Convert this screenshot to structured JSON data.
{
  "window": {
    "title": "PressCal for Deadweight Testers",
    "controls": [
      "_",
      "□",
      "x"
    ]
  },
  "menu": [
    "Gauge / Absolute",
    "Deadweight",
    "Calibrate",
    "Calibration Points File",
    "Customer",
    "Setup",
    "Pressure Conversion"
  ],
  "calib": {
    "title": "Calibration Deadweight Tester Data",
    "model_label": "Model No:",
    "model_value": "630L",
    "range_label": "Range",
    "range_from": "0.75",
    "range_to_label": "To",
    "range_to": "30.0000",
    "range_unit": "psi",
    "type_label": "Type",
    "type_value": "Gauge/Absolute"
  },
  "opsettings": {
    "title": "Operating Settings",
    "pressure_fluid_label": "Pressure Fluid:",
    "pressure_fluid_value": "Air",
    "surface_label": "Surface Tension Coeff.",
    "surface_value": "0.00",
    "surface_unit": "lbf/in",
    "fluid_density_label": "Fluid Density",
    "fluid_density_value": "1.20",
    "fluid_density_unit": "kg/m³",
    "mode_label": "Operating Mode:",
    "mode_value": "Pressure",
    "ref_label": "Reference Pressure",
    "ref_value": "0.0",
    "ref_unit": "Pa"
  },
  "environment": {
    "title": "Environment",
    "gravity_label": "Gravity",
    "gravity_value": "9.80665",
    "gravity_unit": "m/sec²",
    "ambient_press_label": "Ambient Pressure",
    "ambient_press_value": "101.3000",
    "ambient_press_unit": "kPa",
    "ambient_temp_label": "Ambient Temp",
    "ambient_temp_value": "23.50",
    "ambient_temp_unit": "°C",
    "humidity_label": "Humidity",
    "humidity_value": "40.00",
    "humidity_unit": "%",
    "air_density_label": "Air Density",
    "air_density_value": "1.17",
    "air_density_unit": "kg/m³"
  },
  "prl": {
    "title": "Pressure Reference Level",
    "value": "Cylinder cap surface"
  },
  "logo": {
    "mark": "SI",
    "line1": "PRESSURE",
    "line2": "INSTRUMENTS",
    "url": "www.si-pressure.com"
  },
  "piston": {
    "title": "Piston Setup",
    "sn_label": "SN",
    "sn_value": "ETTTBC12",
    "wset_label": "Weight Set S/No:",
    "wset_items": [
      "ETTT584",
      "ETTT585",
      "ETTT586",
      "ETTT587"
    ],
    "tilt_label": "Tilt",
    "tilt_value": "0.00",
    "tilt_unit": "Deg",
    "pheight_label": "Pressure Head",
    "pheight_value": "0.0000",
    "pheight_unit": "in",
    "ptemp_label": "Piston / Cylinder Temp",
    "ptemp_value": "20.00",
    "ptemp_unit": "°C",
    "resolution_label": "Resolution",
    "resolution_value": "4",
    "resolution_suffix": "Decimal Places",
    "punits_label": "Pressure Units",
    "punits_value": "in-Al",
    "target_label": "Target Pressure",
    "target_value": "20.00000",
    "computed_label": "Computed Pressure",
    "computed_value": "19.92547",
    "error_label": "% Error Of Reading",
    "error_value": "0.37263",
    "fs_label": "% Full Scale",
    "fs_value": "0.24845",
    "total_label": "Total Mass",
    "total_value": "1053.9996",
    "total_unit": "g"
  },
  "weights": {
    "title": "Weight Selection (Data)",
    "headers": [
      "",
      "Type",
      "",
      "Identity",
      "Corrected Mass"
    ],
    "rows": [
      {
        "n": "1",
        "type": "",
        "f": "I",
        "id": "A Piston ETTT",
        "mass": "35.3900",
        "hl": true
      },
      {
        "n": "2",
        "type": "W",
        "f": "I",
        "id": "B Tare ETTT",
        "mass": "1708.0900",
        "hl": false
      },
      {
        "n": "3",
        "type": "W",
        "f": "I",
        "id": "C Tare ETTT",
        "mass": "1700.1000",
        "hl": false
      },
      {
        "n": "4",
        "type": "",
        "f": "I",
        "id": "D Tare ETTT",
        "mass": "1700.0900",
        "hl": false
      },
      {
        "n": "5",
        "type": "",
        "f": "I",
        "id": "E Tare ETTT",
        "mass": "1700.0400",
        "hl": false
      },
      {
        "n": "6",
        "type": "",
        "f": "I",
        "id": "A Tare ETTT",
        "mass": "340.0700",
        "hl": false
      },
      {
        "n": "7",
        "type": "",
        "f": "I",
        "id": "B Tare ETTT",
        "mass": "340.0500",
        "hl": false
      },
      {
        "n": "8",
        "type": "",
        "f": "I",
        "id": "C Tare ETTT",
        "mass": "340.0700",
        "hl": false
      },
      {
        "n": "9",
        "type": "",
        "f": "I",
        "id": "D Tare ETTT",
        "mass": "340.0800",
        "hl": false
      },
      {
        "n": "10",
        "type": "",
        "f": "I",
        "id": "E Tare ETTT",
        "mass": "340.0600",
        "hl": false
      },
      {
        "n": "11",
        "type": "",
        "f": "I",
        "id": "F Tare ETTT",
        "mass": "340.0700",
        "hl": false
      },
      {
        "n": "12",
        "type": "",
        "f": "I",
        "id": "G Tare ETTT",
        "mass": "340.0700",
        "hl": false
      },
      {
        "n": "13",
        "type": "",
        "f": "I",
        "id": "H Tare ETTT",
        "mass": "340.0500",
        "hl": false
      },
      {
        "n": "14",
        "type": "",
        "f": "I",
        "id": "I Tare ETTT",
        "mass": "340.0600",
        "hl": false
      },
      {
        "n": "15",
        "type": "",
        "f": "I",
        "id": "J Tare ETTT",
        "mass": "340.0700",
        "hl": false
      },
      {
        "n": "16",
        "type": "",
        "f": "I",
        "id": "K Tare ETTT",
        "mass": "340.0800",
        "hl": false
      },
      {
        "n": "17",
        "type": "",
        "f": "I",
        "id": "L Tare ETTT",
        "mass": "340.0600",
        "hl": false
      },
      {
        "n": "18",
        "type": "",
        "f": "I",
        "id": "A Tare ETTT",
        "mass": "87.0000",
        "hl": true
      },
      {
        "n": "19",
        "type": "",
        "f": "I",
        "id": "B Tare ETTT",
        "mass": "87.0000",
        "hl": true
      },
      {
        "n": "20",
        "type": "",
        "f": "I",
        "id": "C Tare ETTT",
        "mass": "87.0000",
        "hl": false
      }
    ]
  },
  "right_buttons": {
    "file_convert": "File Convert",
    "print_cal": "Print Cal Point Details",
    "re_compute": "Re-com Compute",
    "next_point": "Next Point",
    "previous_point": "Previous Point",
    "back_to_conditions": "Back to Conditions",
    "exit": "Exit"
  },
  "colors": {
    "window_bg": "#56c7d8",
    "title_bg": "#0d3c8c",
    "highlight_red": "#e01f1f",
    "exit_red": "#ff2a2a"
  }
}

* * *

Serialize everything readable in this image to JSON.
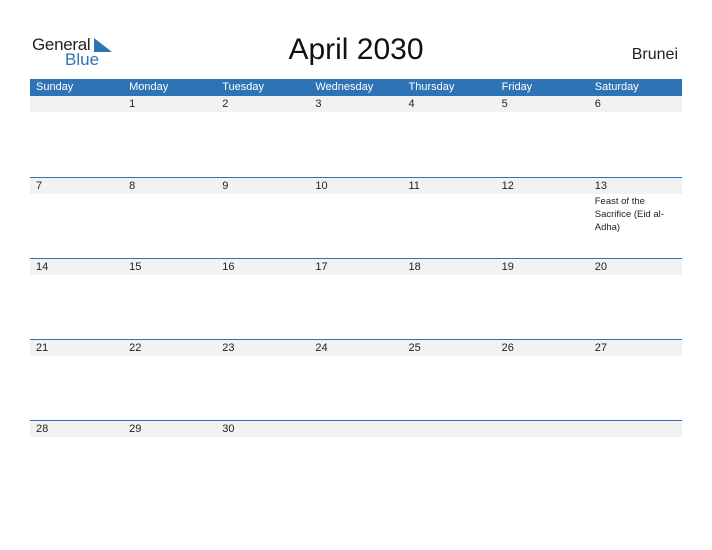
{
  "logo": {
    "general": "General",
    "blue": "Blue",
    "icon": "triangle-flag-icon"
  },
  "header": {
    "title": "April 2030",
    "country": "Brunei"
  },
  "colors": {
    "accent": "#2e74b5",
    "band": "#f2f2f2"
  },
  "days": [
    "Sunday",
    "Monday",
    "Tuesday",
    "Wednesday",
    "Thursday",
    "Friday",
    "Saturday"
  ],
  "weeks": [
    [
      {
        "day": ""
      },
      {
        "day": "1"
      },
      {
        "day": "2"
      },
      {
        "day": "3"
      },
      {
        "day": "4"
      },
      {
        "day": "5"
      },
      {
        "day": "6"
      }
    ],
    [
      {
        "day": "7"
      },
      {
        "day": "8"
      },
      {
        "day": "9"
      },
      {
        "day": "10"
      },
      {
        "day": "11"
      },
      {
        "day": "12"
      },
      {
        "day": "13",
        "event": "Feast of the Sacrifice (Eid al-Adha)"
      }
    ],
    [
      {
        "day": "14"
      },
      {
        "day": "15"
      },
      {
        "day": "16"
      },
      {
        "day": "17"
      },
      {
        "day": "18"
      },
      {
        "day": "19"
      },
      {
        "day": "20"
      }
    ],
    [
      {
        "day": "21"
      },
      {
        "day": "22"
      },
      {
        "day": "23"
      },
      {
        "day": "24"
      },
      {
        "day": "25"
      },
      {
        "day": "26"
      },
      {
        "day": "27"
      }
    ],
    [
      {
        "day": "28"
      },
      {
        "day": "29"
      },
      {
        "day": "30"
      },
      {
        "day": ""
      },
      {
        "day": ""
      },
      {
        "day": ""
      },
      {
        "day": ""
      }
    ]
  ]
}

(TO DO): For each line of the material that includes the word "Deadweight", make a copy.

(EXERCISE RESPONSE):
    "title": "PressCal for Deadweight Testers",
    "Deadweight",
    "title": "Calibration Deadweight Tester Data",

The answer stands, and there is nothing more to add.